In respondents who were hesitant to receive the vaccine, 58.7 percent reported having “concerns about safety,” 38 percent said they felt other people needed the vaccine more than them and 35.9 percent had concerns about the vaccines’ effectiveness.
Shanker said the concerns about others needing a vaccine more urgently highlights the “communitarian idea” of LGBTQ Pennsylvanians, adding that better education is “clearly needed” to help individuals understand that getting vaccinated protects the whole community.
Researchers also included four recommendations to help get COVID-19 vaccines to LGBTQ Pennsylvanians.
- “Vaccines should be offered at LGBTQ+-affirming community-based sites to address the barriers to care that may inhibit LGBTQ+ Pennsylvanians from seeking vaccinations from more traditional healthcare providers;
- “Trusted messenger strategies should be utilized to provide tailored information to LGBTQ+ Pennsylvanians about where vaccines are available and how to make an appointment.
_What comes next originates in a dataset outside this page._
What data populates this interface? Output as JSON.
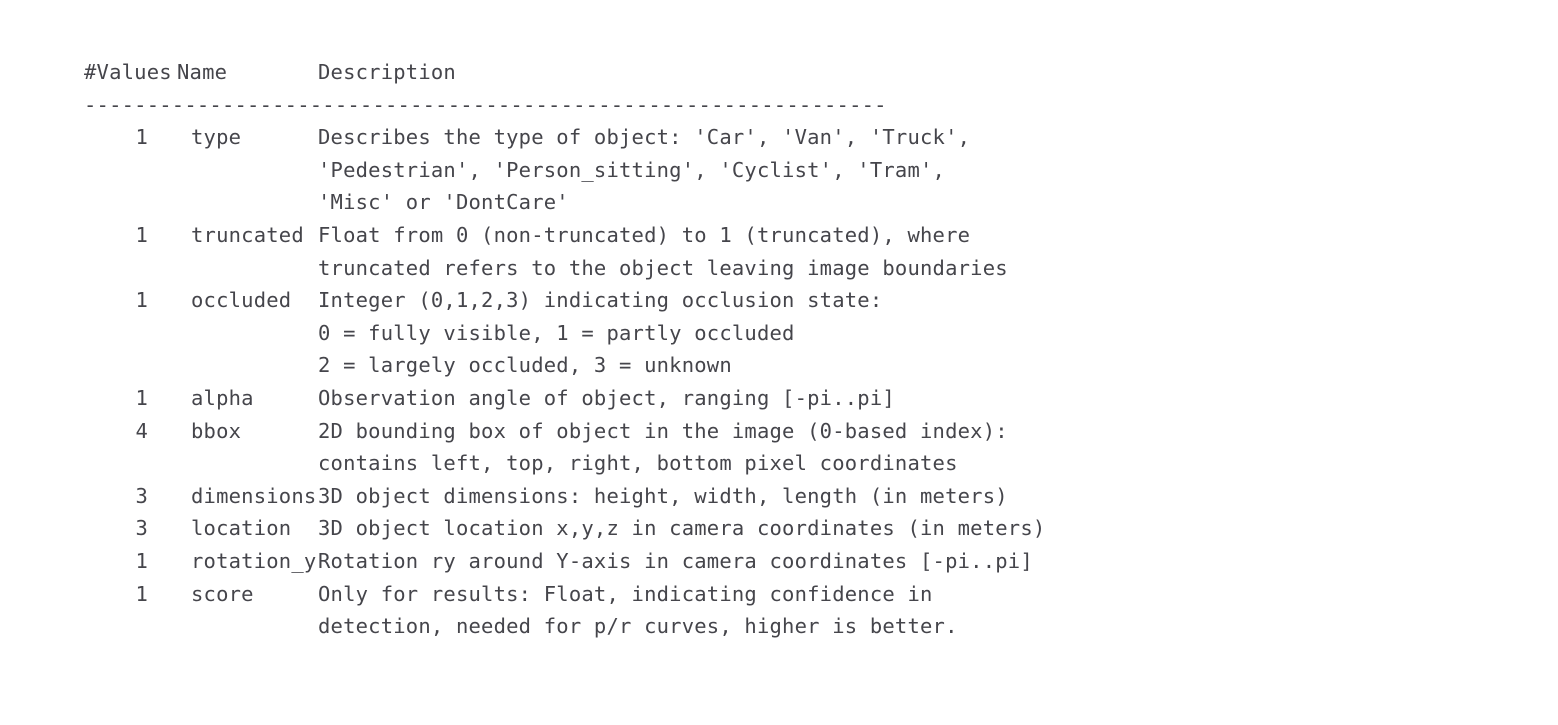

Such outreach campaigns should also address misinformation about costs and side effects of the vaccines;
- “Public health professionals and healthcare providers should partner with LGBTQ+ community-based organizations to utilize an intersectional approach to addressing vaccine hesitancy that acknowledges and responds to the unique concerns of Black LGBTQ+ Pennsylvanians;
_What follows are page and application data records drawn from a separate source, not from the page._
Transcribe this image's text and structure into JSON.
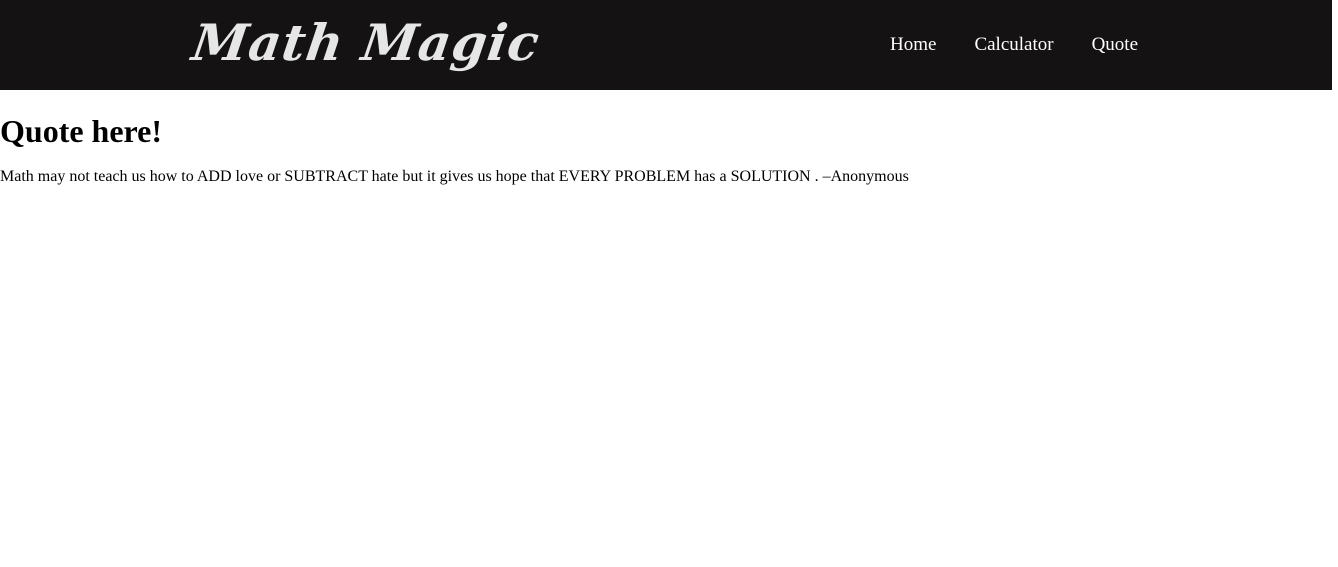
{
  "header": {
    "logo_text": "Math Magic",
    "nav": [
      {
        "label": "Home"
      },
      {
        "label": "Calculator"
      },
      {
        "label": "Quote"
      }
    ]
  },
  "main": {
    "title": "Quote here!",
    "quote": "Math may not teach us how to ADD love or SUBTRACT hate but it gives us hope that EVERY PROBLEM has a SOLUTION . –Anonymous"
  },
  "colors": {
    "header_background": "#141213",
    "logo_color": "#e6e6e6",
    "nav_text": "#ffffff",
    "body_text": "#000000"
  }
}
- “Pennsylvania Department of Health and the CDC should prioritize sexual orientation and gender identity data collection for COVID-19 vaccine tracking,” the document reads.
In February, the Capital-Star reported that LGBTQ community leaders and advocates were dismayed at the lack of sexual orientation and gender identity (SOGI) demographic data in state and federal health data.
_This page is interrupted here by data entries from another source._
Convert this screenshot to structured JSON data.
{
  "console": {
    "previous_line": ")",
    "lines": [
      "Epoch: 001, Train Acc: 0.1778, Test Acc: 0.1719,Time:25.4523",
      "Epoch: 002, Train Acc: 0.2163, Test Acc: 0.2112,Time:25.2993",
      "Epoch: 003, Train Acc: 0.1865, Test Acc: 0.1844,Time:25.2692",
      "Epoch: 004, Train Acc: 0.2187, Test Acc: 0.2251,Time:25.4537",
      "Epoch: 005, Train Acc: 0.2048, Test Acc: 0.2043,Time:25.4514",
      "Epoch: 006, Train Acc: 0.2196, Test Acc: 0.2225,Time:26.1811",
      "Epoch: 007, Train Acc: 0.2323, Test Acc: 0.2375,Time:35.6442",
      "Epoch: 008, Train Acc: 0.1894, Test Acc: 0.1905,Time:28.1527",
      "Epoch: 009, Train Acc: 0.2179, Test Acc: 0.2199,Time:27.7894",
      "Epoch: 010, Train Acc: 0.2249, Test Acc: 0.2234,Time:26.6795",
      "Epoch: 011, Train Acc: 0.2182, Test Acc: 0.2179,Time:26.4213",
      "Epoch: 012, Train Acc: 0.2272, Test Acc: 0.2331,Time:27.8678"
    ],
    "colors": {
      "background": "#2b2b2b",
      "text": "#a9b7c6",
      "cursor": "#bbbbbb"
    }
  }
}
The data, advocates argued, is essential to making COVID-19 vaccine distribution more equitable, providing valuable information on who is receiving vaccines, who is not, and why.
Frustrated by the lack of data, they set out to collect the data on their own.
“It should have been included from day one,” Shanker told the Capital-Star.
Dr. Kathleen “Kat” Carrick, a researcher and adjunct faculty member at Bryn Mawr College, who worked on the report, said this survey is the “first of many.” In fact, Carrick is already working with researchers in other states to develop similar surveys.
“It’s a start of having a better understanding of how the LGBTQ community is impacted by COVID,” Carrick told the Capital-Star. “If we help one person not get COVID or get linked up to a resource they did not know about, it’s worth it.”
Shanker and Carrick argued that SOGI vaccine data would be preferred and welcomed at the state and national level, but in the absence of that data, reports such as these are necessary to fill the void.
The CDC not collecting SOGI data “sends a real clear message to the state’s that that data’s not important,” Carrick said.
Agreeing, Shanker said, “I hope that it [the report] inspires a renewed interest in adding sexual orientation and gender identity” to collected demographic data. “We need to make sure we are invested in vaccine efforts that help all of us.”